In the end, I created only one metadb partition instead of two, and found that the system would boot. I attributed this to a problem with the mirror disk, until it happened to me again this week. For some reason, the implementation of Disk Suite on Solaris 9 does not accept multiple metadb partitions.

Previously, in Solaris 8, I always created a total of four metadb partitions. Two on each drive…

#!/bin/sh
#Mirrorme.sh
prtvtoc /dev/rdsk/c1t0d0s2 | fmthard -s – /dev/rdsk/c1t1d0s2
metadb -a -f -c3 /dev/dsk/c1t0d0s3 /dev/dsk/c1t1d0s3
metadb -a -f -c3 /dev/dsk/c1t0d0s4 /dev/dsk/c1t1d0s4

Currently, with Solaris 9, that method does not work, and results in a kernel panic. To resolve this issue, you must create only one metadb partition on each disk. I’ve been using s3 for this, although you could use any slice you wish.

#!/bin/sh
#Mirrorme.sh
prtvtoc /dev/rdsk/c1t0d0s2 | fmthard -s – /dev/rdsk/c1t1d0s2
metadb -a -f -c3 /dev/dsk/c1t0d0s3 /dev/dsk/c1t1d0s3

Aside from this change, the mirroring scripts continue to work. Please let me know if you find any other problems not mentioned.

Recovering From a Stuck Symantec Ghost Virtual Boot Partition

It seems that when you manage a bunch of machines with Symantec Ghost, you always end up with one or two that, for whatever reason, get stuck in the Ghost Virtual Boot Partition, and can’t boot back into windows. This can be really frustrating because you usually know what went wrong, and need to get back into Windows to fix the problem.
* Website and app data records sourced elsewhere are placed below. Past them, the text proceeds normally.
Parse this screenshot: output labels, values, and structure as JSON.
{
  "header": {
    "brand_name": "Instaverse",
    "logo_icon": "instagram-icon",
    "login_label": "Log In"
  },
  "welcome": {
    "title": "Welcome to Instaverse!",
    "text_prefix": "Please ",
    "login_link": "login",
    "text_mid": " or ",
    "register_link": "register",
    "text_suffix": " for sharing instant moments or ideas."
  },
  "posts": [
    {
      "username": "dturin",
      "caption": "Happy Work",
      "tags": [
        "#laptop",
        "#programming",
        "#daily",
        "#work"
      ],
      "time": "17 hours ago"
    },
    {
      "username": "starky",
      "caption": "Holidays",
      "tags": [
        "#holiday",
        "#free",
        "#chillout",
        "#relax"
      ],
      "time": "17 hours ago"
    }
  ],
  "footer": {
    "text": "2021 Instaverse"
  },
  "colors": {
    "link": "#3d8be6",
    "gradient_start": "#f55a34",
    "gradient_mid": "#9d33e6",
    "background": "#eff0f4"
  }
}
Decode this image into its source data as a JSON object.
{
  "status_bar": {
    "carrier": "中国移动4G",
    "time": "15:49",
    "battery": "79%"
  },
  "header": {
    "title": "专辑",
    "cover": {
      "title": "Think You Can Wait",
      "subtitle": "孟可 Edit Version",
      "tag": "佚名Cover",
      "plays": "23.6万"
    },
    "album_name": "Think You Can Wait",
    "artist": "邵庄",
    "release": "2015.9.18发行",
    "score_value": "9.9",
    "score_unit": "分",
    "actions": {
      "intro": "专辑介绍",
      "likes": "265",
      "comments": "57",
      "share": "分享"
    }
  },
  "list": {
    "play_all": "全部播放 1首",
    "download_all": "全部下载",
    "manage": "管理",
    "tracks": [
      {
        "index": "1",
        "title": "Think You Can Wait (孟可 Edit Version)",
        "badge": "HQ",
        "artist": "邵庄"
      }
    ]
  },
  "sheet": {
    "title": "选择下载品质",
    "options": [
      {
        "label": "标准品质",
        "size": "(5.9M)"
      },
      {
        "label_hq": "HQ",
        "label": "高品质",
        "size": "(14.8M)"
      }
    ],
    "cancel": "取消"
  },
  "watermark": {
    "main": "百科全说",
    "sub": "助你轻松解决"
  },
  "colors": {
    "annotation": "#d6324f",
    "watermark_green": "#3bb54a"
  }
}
The good news is that setting the machine is really easy once you know how. I went through years of booting into DOS, and running fdisk from a floppy whenever this happened to me before I realized that fixing it is just a simple command that exists on the Ghost Virtual Partition.

Here is how it is done:

  • Stop Ghost and go to a DOS prompt:
  • If running the Ghost DOS client, NGctdos.exe, type Ctrl+X
  • If running the Ghost executable, Ghost.exe, type Ctrl+C
  • Change to the Ghost directory.
  • Type cd Ghost
  • Type ngctdos -hide


This last command hides the Ghost Boot Partition, makes the Windows partition active, and restarts the computer. You can then move on to fix the problem with minimal fuss, and get on with distributing the virus known as “Windows”.